I want you not to panic about the novel coronavirus, but I know telling you not to panic isn’t helpful. Too much is happening — and not happening — for us to pretend this is a normal March. You might be scared, and why not? Every news update feels like another cautionary tale.

Change is all around us. The NCAA announced that its basketball tournaments would go on but with no fans in the arenas. Even if you’ve never cared about the NCAA tournaments, it’s impossible to hear that and not think something big is happening. All around the country, concerts, conferences and sporting events are being canceled. So, avoid large gatherings for now.

The president of the United States continues to falsely downplay this health crisis. Fortunately, many state and local leaders are refusing to play along. They are helping us understand there are things we can do in this frightening time to protect ourselves and others. This is the America I love.

We can’t say this enough: Wash your hands regularly, and whenever possible, use soap and water. Public health experts tell us we should do this every time for at least 20 seconds. They recommend singing “Happy Birthday,” twice, before rinsing.

There are plenty of other songs, of course, and whichever one keeps you washing is the one you should be singing. In recent days, I’ve been belting out Ethel Merman’s Still Got My Health. Sing it with me:

The hip that I shake doesn’t make people stare,

But I got such health, what do I care?

The sight of my props never stops a thoroughfare,

But I still got my health, so what do I care?

No matter how often we wash our hands, we should not touch our faces, especially when we’re out in public. This sounds simple enough until you think of all the times you’ve pulled to a stop in traffic and watched the driver in the next lane excavating his nostrils.

That would never be you, I want to make clear, but do think about that guy’s hand touching the door handle you’re about to grab. As I explained to my last class of students before the campus closed down, your face is full of portals.
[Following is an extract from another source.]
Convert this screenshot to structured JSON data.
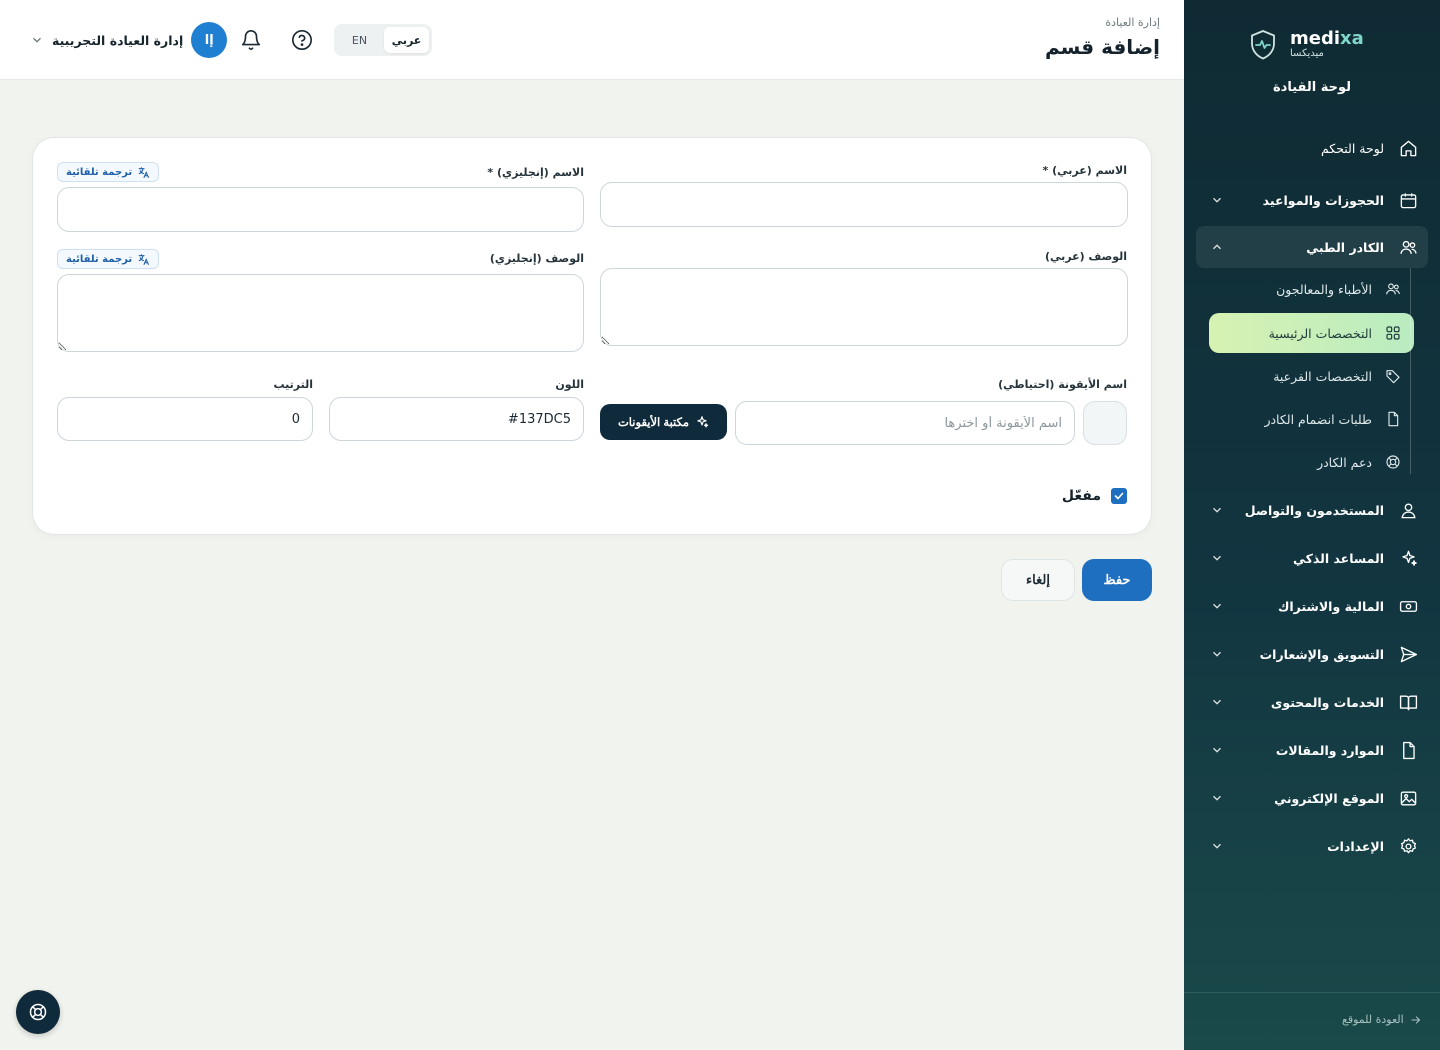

I repeated this to them every 10 minutes or so, after providing another update on how many of them had just touched their eyes, their noses, their mouths. Once a mom…

Because of the coronavirus outbreak, many elderly poll workers here in Ohio are opting not to work on Election Day. They are smart to avoid interacting with the public, as their immune systems aren’t as strong as they used to be.

Our secretary of state is calling for replacement workers for our March 17 primary election. Fortunately, Gov. Mike DeWine had asked that all colleges and universities close down and turn to online teaching for a few weeks. Suddenly, thousands of healthy young people are no longer attending classes. Perfect poll workers! What a great way for them to witness firsthand how democracy works and help voting be an efficient and fair process — and a safe one, too, if they remind voters to wash their hands after touching the voting machines.

That’s the other thing we can do right now: Be signs of hope.

Many hourly wage earners — such as clerks, cashiers, hospital aides and restaurant workers — have little or no paid sick leave. They are increasingly at risk of contracting the virus and spreading it because they cannot afford to stay home.

Those lucky enough to hunker down can advocate for people like them. Call and write your members of Congress, daily, and push them to take care of all Americans as we ride out this medical emergency. It’s an election year. Make them fear you.

We need one another. If we act like it, more of us are going to be OK.

Connie Schultz is a Pulitzer Prize-winning columnist and professional in residence at Kent State University’s school of journalism. She is the author of two non-fiction books, including …and His Lovely Wife, which chronicled the successful race of her husband, Sherrod Brown, for the U.S. Senate. Her novel, The Daughters of Erietown, will be published by Random House in spring 2020. To find out more about Connie Schultz ( and read her past columns, please visit the Creators Syndicate webpage at